Task
Below are entries. Pull out all lines containing "خریدار".

◇ ◇ ◇

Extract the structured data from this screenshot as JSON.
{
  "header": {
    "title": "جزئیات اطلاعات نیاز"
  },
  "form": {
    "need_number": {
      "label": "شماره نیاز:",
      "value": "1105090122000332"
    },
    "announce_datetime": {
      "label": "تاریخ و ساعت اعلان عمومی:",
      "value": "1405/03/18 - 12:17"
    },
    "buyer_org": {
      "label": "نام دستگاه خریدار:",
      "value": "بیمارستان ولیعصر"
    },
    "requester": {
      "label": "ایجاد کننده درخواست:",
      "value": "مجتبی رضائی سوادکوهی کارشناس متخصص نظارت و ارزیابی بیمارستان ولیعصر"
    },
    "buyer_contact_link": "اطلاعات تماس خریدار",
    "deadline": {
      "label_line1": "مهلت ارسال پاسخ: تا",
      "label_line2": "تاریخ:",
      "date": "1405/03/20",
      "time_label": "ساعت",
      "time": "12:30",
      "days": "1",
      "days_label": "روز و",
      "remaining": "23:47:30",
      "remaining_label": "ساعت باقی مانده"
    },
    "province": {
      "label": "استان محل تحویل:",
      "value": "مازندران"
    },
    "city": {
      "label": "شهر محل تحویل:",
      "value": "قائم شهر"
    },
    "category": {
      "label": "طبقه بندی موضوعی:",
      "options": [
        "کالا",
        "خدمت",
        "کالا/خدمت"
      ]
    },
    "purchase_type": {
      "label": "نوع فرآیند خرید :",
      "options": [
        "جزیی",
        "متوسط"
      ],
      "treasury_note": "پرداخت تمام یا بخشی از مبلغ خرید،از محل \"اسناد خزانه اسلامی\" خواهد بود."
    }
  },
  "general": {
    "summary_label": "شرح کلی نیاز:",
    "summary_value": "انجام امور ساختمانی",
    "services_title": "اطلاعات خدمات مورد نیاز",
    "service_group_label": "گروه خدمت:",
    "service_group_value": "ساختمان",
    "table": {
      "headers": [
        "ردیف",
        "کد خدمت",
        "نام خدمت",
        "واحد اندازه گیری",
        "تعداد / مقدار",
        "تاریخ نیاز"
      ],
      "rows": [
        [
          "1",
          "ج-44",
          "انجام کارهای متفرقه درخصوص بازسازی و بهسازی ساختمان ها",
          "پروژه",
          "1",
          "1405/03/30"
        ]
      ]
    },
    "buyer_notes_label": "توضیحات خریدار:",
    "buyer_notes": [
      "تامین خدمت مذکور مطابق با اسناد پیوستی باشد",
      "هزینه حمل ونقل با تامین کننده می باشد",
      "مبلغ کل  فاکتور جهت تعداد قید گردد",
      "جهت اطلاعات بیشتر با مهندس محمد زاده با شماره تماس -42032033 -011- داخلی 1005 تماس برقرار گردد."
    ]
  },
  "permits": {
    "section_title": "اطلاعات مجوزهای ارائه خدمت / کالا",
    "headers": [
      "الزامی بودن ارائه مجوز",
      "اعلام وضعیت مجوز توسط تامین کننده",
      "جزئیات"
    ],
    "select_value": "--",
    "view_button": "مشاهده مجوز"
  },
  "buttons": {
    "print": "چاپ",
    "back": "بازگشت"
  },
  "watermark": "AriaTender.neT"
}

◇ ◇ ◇

Solution
      "label": "نام دستگاه خریدار:",
    "buyer_contact_link": "اطلاعات تماس خریدار",
    "buyer_notes_label": "توضیحات خریدار:",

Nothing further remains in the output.